Within the records that follow, count the lines containing the string "this". Reply only with the count.
******
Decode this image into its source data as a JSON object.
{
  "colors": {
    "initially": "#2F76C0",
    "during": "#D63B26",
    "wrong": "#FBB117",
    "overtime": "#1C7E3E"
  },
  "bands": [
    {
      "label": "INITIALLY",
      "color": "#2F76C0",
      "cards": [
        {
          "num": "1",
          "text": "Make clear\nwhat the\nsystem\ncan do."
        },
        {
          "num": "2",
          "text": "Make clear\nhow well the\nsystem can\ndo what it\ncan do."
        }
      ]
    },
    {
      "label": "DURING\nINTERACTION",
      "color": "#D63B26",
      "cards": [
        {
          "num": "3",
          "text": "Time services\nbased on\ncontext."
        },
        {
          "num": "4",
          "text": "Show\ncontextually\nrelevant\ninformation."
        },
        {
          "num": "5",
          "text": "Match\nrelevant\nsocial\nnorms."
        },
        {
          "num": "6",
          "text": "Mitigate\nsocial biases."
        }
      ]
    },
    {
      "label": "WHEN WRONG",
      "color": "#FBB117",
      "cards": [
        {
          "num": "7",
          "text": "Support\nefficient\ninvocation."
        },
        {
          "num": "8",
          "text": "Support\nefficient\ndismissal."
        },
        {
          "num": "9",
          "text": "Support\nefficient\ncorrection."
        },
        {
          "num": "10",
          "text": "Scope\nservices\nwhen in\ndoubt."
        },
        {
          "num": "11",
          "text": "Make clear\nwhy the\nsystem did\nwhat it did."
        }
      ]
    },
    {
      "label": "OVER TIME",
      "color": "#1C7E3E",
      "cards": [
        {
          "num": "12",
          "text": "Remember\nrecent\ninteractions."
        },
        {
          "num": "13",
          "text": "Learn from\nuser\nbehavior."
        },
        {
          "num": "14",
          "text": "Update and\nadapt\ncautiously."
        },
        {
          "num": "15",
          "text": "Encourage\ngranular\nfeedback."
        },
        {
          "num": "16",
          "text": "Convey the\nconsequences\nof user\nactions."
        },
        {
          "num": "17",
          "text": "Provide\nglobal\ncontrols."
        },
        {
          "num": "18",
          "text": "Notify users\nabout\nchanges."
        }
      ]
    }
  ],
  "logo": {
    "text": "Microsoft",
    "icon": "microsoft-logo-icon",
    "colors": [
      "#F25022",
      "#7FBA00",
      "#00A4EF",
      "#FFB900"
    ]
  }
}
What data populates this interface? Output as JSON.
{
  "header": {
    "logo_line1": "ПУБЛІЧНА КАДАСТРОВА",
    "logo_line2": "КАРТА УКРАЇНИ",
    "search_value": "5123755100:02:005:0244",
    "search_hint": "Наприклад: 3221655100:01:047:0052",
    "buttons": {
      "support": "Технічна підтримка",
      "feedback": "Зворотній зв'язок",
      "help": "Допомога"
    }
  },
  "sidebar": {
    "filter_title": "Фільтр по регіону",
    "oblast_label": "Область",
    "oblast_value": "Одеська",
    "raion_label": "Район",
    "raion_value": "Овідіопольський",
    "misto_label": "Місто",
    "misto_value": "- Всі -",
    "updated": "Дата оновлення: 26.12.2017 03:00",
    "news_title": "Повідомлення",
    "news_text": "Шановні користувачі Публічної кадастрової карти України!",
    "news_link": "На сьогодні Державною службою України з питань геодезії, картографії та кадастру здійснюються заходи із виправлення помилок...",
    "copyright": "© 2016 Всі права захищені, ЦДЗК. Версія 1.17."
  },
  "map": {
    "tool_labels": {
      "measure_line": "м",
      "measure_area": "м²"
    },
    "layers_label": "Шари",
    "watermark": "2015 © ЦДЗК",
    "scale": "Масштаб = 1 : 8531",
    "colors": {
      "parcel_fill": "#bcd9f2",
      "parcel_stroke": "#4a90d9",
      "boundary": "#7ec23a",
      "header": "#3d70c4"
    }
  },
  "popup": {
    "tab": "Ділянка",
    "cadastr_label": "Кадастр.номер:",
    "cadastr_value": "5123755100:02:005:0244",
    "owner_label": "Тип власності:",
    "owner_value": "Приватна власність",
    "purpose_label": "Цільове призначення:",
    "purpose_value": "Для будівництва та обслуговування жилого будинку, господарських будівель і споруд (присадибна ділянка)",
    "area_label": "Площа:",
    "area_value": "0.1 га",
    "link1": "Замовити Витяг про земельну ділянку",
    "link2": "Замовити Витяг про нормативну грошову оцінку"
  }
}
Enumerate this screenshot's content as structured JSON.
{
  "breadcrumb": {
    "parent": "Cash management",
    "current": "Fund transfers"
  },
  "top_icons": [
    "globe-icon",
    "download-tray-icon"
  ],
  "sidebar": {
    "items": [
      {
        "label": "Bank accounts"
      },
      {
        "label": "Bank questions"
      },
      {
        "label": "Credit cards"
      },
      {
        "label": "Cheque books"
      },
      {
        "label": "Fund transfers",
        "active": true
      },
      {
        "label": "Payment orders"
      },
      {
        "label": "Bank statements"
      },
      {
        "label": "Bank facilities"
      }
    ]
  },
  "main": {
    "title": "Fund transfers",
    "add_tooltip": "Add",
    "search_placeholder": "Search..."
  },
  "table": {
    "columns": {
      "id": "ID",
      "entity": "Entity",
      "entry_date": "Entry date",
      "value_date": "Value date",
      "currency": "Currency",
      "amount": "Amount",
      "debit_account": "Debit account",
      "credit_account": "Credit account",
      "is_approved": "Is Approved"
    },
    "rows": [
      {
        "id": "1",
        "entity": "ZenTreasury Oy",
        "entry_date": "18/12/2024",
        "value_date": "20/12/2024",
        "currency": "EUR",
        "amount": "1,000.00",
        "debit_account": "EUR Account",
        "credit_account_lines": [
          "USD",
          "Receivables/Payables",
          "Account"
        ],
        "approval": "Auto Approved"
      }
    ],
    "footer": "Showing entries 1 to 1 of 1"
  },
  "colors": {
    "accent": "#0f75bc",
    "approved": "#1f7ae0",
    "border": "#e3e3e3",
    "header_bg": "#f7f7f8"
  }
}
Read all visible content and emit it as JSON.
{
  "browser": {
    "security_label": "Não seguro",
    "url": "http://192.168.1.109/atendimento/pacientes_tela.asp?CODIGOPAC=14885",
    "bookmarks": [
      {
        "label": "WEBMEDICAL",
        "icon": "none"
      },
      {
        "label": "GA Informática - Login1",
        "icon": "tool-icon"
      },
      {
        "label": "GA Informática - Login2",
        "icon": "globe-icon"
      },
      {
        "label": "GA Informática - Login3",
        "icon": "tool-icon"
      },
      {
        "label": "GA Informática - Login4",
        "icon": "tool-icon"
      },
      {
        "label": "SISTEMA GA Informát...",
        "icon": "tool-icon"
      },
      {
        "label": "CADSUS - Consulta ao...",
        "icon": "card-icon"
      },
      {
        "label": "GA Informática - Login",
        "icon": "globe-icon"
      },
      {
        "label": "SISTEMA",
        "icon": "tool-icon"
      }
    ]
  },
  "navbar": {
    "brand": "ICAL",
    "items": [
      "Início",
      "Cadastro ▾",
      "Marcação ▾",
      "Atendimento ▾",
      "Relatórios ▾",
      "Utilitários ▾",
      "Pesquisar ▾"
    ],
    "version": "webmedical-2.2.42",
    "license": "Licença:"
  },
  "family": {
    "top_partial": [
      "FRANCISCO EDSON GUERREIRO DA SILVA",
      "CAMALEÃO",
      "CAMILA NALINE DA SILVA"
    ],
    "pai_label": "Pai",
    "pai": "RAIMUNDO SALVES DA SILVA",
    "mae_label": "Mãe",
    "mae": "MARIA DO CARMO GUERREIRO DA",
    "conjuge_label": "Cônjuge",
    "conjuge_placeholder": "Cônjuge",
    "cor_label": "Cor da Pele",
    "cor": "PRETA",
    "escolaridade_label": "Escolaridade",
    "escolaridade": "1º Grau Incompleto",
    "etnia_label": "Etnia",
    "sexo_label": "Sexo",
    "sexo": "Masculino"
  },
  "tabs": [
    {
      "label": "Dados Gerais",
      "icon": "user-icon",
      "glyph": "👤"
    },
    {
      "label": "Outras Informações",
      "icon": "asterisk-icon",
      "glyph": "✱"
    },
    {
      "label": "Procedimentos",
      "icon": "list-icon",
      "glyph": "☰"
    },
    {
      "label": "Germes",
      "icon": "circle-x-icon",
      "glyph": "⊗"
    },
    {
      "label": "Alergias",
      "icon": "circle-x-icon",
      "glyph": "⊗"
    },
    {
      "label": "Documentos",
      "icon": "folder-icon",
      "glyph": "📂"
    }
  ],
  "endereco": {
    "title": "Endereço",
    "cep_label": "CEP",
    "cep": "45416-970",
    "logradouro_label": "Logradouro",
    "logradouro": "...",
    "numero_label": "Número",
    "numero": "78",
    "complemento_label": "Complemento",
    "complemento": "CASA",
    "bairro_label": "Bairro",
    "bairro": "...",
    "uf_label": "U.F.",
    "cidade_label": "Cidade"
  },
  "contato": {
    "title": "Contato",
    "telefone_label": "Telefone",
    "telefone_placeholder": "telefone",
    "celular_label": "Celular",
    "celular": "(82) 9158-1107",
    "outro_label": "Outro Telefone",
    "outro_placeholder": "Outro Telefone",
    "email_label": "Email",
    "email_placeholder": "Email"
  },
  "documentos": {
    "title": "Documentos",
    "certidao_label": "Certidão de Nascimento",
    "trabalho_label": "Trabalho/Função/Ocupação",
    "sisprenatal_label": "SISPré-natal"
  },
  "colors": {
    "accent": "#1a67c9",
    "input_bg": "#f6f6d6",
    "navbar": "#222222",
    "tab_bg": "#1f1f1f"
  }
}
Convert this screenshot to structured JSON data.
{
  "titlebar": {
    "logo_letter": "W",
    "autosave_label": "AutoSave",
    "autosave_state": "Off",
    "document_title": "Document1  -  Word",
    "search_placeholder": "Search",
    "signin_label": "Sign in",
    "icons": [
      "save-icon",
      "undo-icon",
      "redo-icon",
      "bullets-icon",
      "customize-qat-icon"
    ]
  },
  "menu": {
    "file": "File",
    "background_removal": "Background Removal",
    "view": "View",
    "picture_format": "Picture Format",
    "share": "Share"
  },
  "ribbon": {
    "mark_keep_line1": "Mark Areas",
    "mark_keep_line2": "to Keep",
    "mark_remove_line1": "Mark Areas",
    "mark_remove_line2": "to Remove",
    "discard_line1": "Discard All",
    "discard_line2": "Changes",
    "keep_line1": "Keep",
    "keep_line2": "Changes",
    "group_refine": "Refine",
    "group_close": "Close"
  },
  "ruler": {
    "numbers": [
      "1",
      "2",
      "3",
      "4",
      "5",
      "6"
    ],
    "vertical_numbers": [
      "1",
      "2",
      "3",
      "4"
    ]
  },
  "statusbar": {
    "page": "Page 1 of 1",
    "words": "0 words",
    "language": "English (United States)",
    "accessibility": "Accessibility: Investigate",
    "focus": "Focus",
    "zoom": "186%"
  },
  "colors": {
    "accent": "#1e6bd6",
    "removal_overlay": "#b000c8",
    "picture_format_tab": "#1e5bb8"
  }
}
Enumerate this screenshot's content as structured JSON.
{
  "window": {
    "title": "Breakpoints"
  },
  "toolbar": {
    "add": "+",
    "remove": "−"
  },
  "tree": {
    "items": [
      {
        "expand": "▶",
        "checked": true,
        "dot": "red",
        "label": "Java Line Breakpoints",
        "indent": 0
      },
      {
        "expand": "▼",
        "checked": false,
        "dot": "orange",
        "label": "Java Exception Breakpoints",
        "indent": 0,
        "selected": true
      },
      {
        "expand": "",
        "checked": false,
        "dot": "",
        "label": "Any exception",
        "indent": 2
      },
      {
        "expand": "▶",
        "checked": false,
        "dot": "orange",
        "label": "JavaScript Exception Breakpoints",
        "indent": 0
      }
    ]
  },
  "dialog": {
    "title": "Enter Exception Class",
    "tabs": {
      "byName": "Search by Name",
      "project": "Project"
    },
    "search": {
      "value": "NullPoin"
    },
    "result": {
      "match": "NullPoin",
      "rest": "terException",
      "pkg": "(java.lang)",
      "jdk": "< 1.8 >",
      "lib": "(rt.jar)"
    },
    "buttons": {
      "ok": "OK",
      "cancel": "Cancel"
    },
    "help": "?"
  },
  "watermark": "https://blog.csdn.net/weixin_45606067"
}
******
Exercise output:
5